EXERCISE: Could you reproduce all the entries under this sentence exactly, leaving the images aside?

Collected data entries

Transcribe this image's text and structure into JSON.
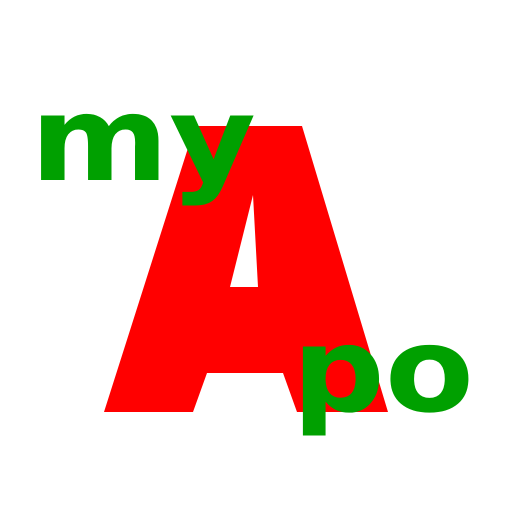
{
  "logo": {
    "text_my": "my",
    "text_a": "A",
    "text_po": "po"
  },
  "colors": {
    "background": "#ffffff",
    "a_red": "#ff0000",
    "green": "#00a000"
  }
}
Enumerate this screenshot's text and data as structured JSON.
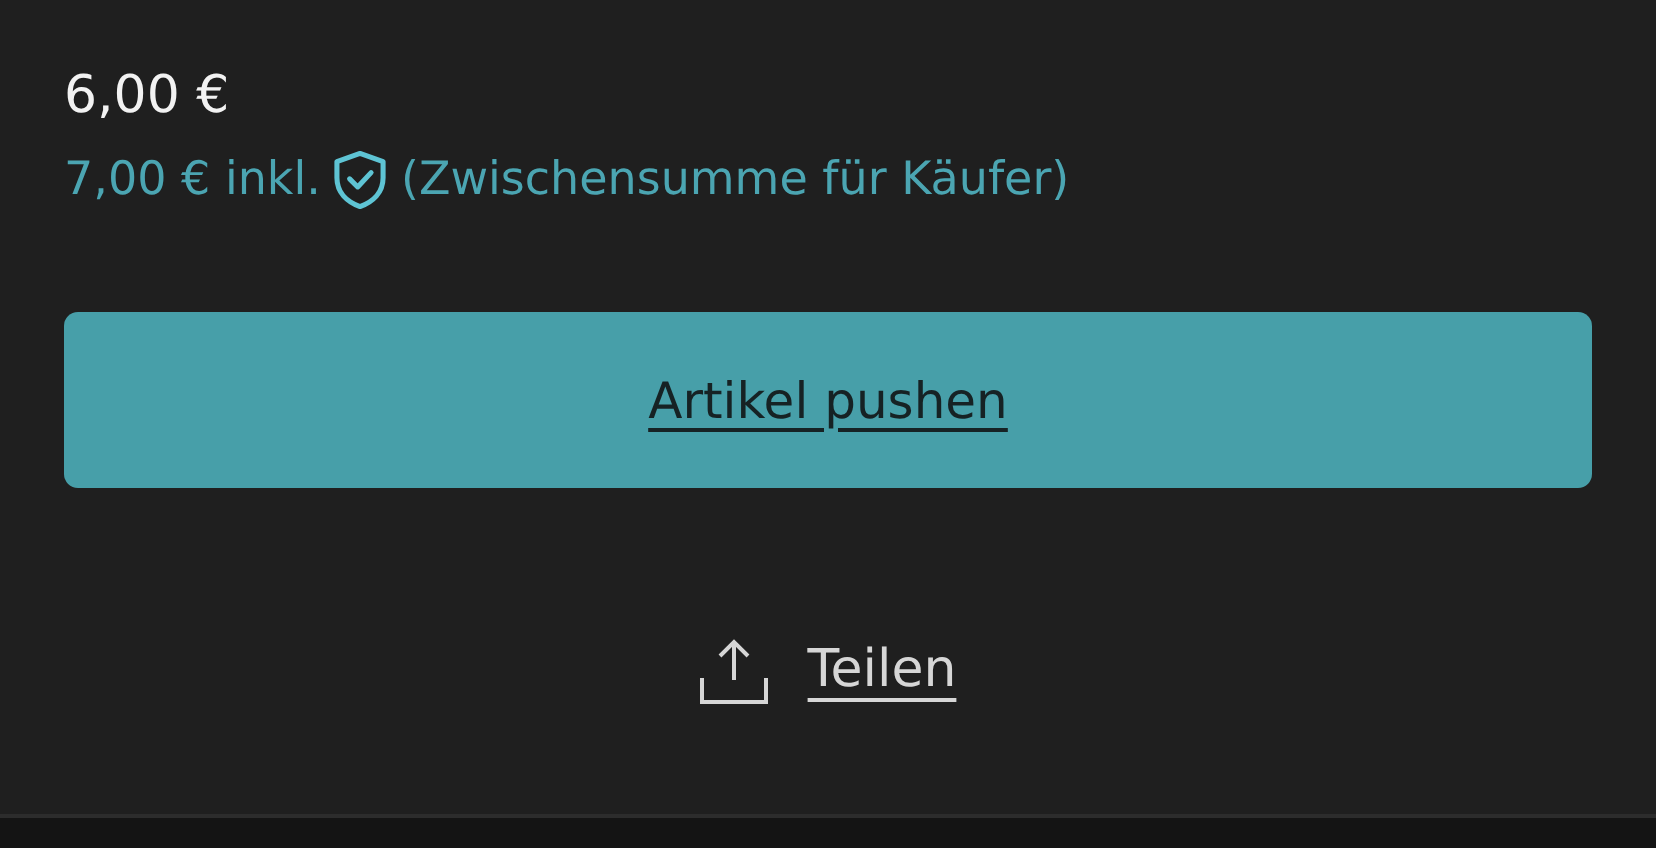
{
  "price": "6,00 €",
  "buyer_price": {
    "amount": "7,00 € inkl.",
    "note": "(Zwischensumme für Käufer)"
  },
  "primary_button": {
    "label": "Artikel pushen"
  },
  "share_link": {
    "label": "Teilen"
  }
}
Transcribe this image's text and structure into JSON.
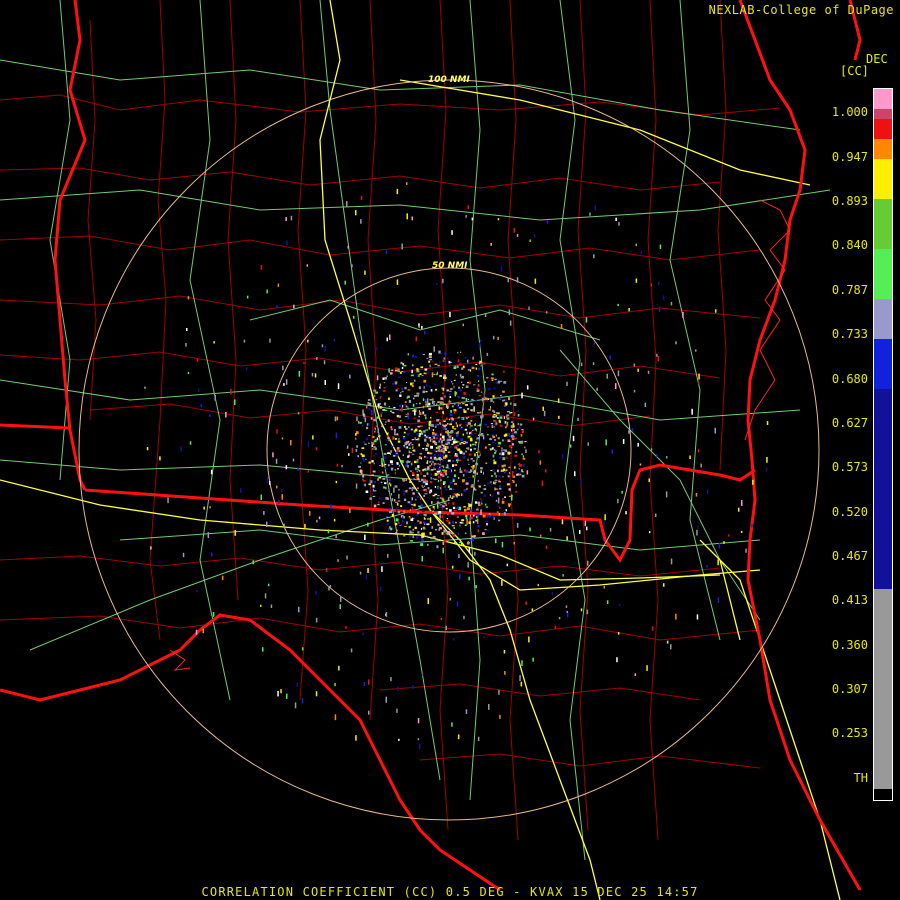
{
  "header": {
    "credit": "NEXLAB-College of DuPage"
  },
  "legend": {
    "title_line1": "DEC",
    "title_line2": "[CC]",
    "ticks": [
      "1.000",
      "0.947",
      "0.893",
      "0.840",
      "0.787",
      "0.733",
      "0.680",
      "0.627",
      "0.573",
      "0.520",
      "0.467",
      "0.413",
      "0.360",
      "0.307",
      "0.253",
      "TH"
    ],
    "colors": {
      "pink": "#ff99cc",
      "rose": "#cc4466",
      "red": "#ee1111",
      "orange": "#ff8800",
      "yellow": "#ffee00",
      "green": "#66cc33",
      "lightgreen": "#55ee55",
      "lavender": "#9999cc",
      "blue": "#1122dd",
      "navy": "#111199",
      "gray": "#999999",
      "black": "#000000"
    }
  },
  "map": {
    "range_rings": [
      "100 NMI",
      "50 NMI"
    ],
    "colors": {
      "state_border": "#ff1111",
      "county_border": "#aa0000",
      "highway": "#ffff44",
      "road": "#88ee88",
      "range_ring": "#ffcc99"
    }
  },
  "footer": {
    "product_title": "CORRELATION COEFFICIENT (CC) 0.5 DEG - KVAX 15 DEC 25 14:57"
  }
}
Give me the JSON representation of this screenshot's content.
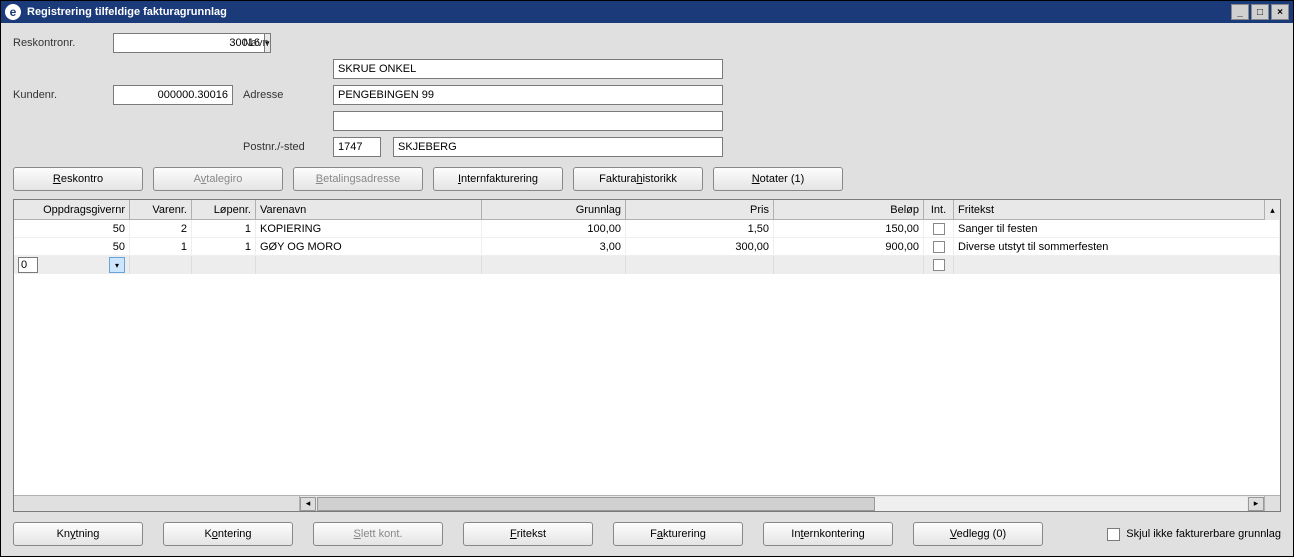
{
  "titlebar": {
    "icon_letter": "e",
    "title": "Registrering tilfeldige fakturagrunnlag"
  },
  "form": {
    "reskontronr_label": "Reskontronr.",
    "reskontronr_value": "30016",
    "kundenr_label": "Kundenr.",
    "kundenr_value": "000000.30016",
    "navn_label": "Navn",
    "navn_value": "SKRUE ONKEL",
    "adresse_label": "Adresse",
    "adresse_value": "PENGEBINGEN 99",
    "adresse2_value": "",
    "postnr_label": "Postnr./-sted",
    "postnr_value": "1747",
    "poststed_value": "SKJEBERG"
  },
  "top_buttons": {
    "reskontro": "Reskontro",
    "avtalegiro": "Avtalegiro",
    "betalingsadresse": "Betalingsadresse",
    "internfakturering": "Internfakturering",
    "fakturahistorikk": "Fakturahistorikk",
    "notater": "Notater (1)"
  },
  "grid": {
    "headers": {
      "oppdrag": "Oppdragsgivernr",
      "varenr": "Varenr.",
      "lopenr": "Løpenr.",
      "varenavn": "Varenavn",
      "grunnlag": "Grunnlag",
      "pris": "Pris",
      "belop": "Beløp",
      "int": "Int.",
      "fritekst": "Fritekst"
    },
    "rows": [
      {
        "oppdrag": "50",
        "varenr": "2",
        "lopenr": "1",
        "varenavn": "KOPIERING",
        "grunnlag": "100,00",
        "pris": "1,50",
        "belop": "150,00",
        "int": false,
        "fritekst": "Sanger til festen"
      },
      {
        "oppdrag": "50",
        "varenr": "1",
        "lopenr": "1",
        "varenavn": "GØY OG MORO",
        "grunnlag": "3,00",
        "pris": "300,00",
        "belop": "900,00",
        "int": false,
        "fritekst": "Diverse utstyt til sommerfesten"
      }
    ],
    "new_row_value": "0"
  },
  "bottom_buttons": {
    "knytning": "Knytning",
    "kontering": "Kontering",
    "slett_kont": "Slett kont.",
    "fritekst": "Fritekst",
    "fakturering": "Fakturering",
    "internkontering": "Internkontering",
    "vedlegg": "Vedlegg (0)"
  },
  "bottom_checkbox_label": "Skjul ikke fakturerbare grunnlag"
}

RESPONSE BELOW:
Transcribe this image's text and structure into JSON.
{
  "logo": {
    "text_my": "my",
    "text_a": "A",
    "text_po": "po"
  },
  "colors": {
    "background": "#ffffff",
    "a_red": "#ff0000",
    "green": "#00a000"
  }
}
Enumerate this screenshot's text and data as structured JSON.
{
  "price": "6,00 €",
  "buyer_price": {
    "amount": "7,00 € inkl.",
    "note": "(Zwischensumme für Käufer)"
  },
  "primary_button": {
    "label": "Artikel pushen"
  },
  "share_link": {
    "label": "Teilen"
  }
}
Transcribe this image's text and structure into JSON.
{
  "header": {
    "credit": "NEXLAB-College of DuPage"
  },
  "legend": {
    "title_line1": "DEC",
    "title_line2": "[CC]",
    "ticks": [
      "1.000",
      "0.947",
      "0.893",
      "0.840",
      "0.787",
      "0.733",
      "0.680",
      "0.627",
      "0.573",
      "0.520",
      "0.467",
      "0.413",
      "0.360",
      "0.307",
      "0.253",
      "TH"
    ],
    "colors": {
      "pink": "#ff99cc",
      "rose": "#cc4466",
      "red": "#ee1111",
      "orange": "#ff8800",
      "yellow": "#ffee00",
      "green": "#66cc33",
      "lightgreen": "#55ee55",
      "lavender": "#9999cc",
      "blue": "#1122dd",
      "navy": "#111199",
      "gray": "#999999",
      "black": "#000000"
    }
  },
  "map": {
    "range_rings": [
      "100 NMI",
      "50 NMI"
    ],
    "colors": {
      "state_border": "#ff1111",
      "county_border": "#aa0000",
      "highway": "#ffff44",
      "road": "#88ee88",
      "range_ring": "#ffcc99"
    }
  },
  "footer": {
    "product_title": "CORRELATION COEFFICIENT (CC) 0.5 DEG - KVAX 15 DEC 25 14:57"
  }
}
Give me the JSON representation of this screenshot's content.
{
  "titlebar": {
    "icon_letter": "e",
    "title": "Registrering tilfeldige fakturagrunnlag"
  },
  "form": {
    "reskontronr_label": "Reskontronr.",
    "reskontronr_value": "30016",
    "kundenr_label": "Kundenr.",
    "kundenr_value": "000000.30016",
    "navn_label": "Navn",
    "navn_value": "SKRUE ONKEL",
    "adresse_label": "Adresse",
    "adresse_value": "PENGEBINGEN 99",
    "adresse2_value": "",
    "postnr_label": "Postnr./-sted",
    "postnr_value": "1747",
    "poststed_value": "SKJEBERG"
  },
  "top_buttons": {
    "reskontro": "Reskontro",
    "avtalegiro": "Avtalegiro",
    "betalingsadresse": "Betalingsadresse",
    "internfakturering": "Internfakturering",
    "fakturahistorikk": "Fakturahistorikk",
    "notater": "Notater (1)"
  },
  "grid": {
    "headers": {
      "oppdrag": "Oppdragsgivernr",
      "varenr": "Varenr.",
      "lopenr": "Løpenr.",
      "varenavn": "Varenavn",
      "grunnlag": "Grunnlag",
      "pris": "Pris",
      "belop": "Beløp",
      "int": "Int.",
      "fritekst": "Fritekst"
    },
    "rows": [
      {
        "oppdrag": "50",
        "varenr": "2",
        "lopenr": "1",
        "varenavn": "KOPIERING",
        "grunnlag": "100,00",
        "pris": "1,50",
        "belop": "150,00",
        "int": false,
        "fritekst": "Sanger til festen"
      },
      {
        "oppdrag": "50",
        "varenr": "1",
        "lopenr": "1",
        "varenavn": "GØY OG MORO",
        "grunnlag": "3,00",
        "pris": "300,00",
        "belop": "900,00",
        "int": false,
        "fritekst": "Diverse utstyt til sommerfesten"
      }
    ],
    "new_row_value": "0"
  },
  "bottom_buttons": {
    "knytning": "Knytning",
    "kontering": "Kontering",
    "slett_kont": "Slett kont.",
    "fritekst": "Fritekst",
    "fakturering": "Fakturering",
    "internkontering": "Internkontering",
    "vedlegg": "Vedlegg (0)"
  },
  "bottom_checkbox_label": "Skjul ikke fakturerbare grunnlag"
}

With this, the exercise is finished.